** Your objective **
Gather every line below where "this" appears.

= = = = =

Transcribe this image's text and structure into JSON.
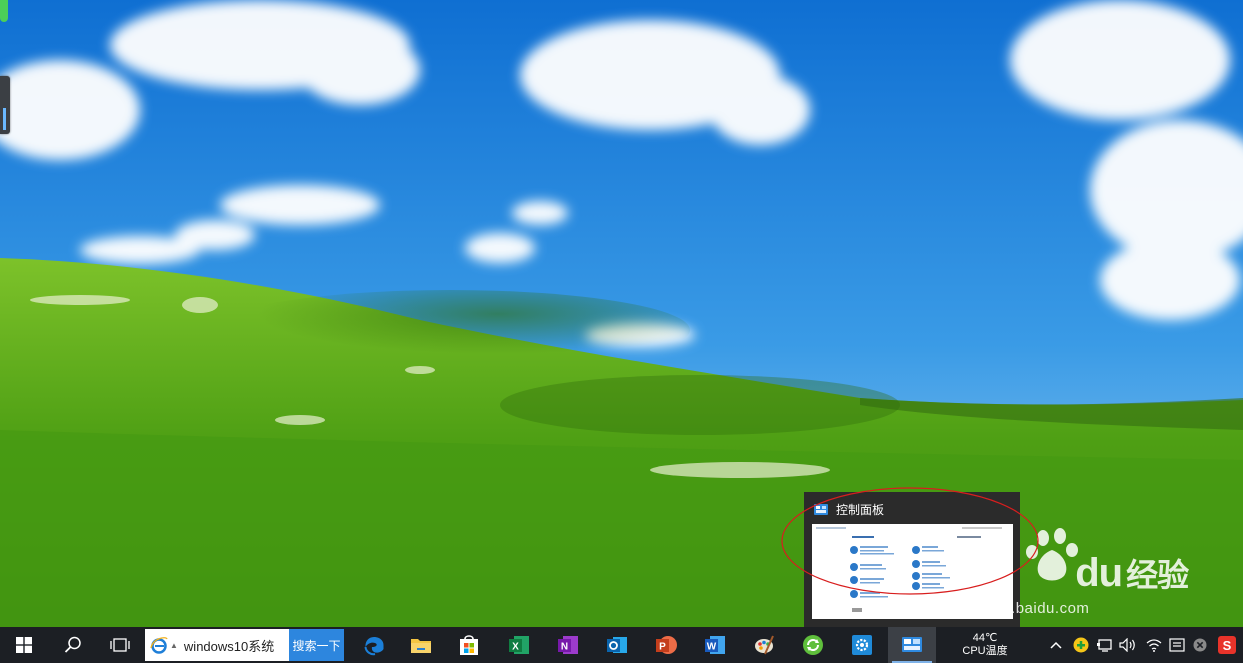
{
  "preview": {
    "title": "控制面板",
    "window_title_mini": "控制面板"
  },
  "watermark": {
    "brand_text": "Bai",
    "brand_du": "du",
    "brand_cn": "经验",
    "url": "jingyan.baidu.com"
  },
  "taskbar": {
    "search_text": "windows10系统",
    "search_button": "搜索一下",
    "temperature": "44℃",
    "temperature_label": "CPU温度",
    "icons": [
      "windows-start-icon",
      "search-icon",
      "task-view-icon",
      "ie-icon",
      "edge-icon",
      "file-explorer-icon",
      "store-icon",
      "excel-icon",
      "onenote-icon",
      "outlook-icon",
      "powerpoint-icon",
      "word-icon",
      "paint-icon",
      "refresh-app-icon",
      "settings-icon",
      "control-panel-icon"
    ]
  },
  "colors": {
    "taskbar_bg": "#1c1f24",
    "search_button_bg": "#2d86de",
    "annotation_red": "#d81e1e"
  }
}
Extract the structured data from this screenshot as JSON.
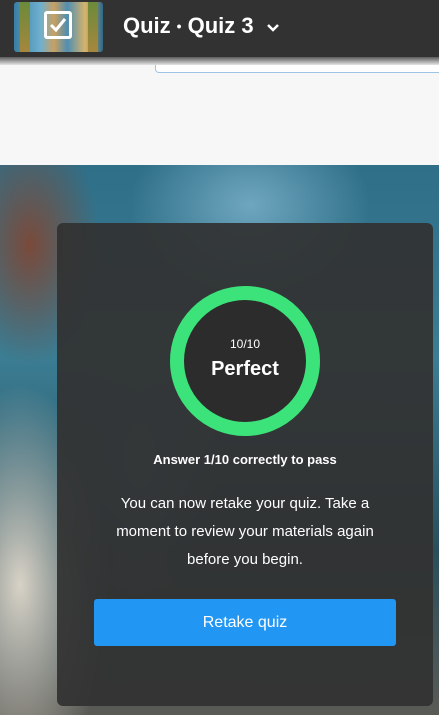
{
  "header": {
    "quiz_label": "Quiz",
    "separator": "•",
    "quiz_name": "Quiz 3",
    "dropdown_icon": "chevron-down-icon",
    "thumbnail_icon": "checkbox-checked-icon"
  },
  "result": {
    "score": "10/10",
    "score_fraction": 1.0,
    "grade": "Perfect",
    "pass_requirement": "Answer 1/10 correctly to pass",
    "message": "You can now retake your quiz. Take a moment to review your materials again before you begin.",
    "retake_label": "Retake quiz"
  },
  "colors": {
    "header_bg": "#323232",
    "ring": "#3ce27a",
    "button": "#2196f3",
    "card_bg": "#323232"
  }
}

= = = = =

** Answer **
Transcribe this image's text and structure into JSON.
Extract the structured data from this screenshot as JSON.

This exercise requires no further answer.